Earlier this month, the closely watched Labor Department report showed nonfarm payrolls surged 225,000 in January, well above Wall Street estimates for a 158,000 gain.

2. Democratic debate Wednesday night

Another Democratic debate takes place on Wednesday evening in Las Vegas ahead of Nevada's caucuses. Sen. Bernie Sanders of Vermont, former Vice President Joe Biden, former South Bend, Indiana, Mayor Pete Buttigieg, Sen. Amy Klobuchar of Minnesota and Sen. Elizabeth Warren of Massachusetts will all face off on the debate stage.

Former New York Mayor Michael Bloomberg will also be joining the Democratic debate for the first time after the billionaire media mogul received 19% of support from an NPR/PBS NewsHour/Marist poll, allowing him to quality. Bloomberg is now a "top tier candidate who has the money and the polling data to become a contender," Cowen told clients. He has already spent $400 million so far on campaign ads alone.

Bloomberg rolled out a plan on Tuesday to rein in Wall Street, mirroring the platforms of some of his more liberal competitors. If elected, Bloomberg would raise bank capital levels, nationalize Fannie and Freddie and limit high frequency trading, said Cowen.

"We still see Bloomberg as best for financials and housing as he understands the financial system and the economy. We also see him as a pragmatist," Cowen told clients on Wednesday.

3. Earnings continue

Earnings season continues on Thursday with quarterly results from Domino's Pizza, Dropbox and Fitbit.

Analysts polled by FactSet are expecting Domino's to report earnings per share of $2.98, compared to the $2.62 earned in the same quarter a year prior. Sales are expected to come in at $1.125 billion, higher the the $1.082 billion reported a year ago.

ViacomCBS reports earnings before the bell in its first report as a merged media company. Norwegian Cruise Lines will also report earnings after the bell. Investors and analysts will be looking for management's comments on the Chinese coronavirus, which has weighed on the cruise line stocks. Shares of Norwegian Cruise Line are down more than 11% this year.

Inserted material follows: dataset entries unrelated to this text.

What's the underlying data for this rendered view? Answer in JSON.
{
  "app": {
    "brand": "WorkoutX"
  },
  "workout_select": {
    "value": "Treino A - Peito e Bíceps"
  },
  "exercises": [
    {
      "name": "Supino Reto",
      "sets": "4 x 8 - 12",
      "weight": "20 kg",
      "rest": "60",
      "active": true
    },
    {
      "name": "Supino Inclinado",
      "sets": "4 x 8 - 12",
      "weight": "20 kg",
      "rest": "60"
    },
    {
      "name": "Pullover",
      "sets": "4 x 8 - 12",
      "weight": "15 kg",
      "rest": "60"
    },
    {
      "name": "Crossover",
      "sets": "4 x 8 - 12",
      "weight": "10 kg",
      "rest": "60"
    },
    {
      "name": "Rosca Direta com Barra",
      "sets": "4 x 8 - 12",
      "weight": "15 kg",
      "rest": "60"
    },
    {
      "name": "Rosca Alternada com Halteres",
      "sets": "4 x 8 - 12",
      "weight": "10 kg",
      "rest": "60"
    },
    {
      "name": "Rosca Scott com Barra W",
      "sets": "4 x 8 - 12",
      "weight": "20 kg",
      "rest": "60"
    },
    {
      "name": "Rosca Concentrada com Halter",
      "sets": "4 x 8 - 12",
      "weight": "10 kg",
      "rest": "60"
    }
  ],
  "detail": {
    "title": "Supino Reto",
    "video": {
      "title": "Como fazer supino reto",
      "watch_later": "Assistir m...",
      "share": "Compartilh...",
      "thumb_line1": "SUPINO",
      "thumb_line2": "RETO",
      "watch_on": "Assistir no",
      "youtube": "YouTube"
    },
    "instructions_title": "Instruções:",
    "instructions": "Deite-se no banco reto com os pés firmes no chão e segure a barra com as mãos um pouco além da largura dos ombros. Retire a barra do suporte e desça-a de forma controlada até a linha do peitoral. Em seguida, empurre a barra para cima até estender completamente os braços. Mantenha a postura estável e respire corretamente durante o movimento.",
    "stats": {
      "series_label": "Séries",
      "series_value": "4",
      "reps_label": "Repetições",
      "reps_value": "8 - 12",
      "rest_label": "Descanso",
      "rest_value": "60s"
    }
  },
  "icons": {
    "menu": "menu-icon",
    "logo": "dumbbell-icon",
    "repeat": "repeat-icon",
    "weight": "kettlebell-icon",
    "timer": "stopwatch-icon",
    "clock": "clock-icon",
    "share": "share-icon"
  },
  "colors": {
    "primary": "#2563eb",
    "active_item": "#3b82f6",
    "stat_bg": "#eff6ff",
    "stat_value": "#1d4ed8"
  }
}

Major events (all times ET):

8:30 a.m. Initial claims

8:30 a.m. Philadelphia Fed survey

10:00 a.m. Leading index

1:20 p.m. Richmond Fed's Barkin speaks

Major earnings:

Domino's Pizza (before the bell)

Norwegian Cruise Line (before the bell)

Hormel Foods (before the bell)

Six Flags (before the bell)

ViacomCBS (before the bell)

Dropbox (after the bell)

Fitbit (after the bell)

Fastly (after the bell)

— with reporting from CNBC's Michael Bloom.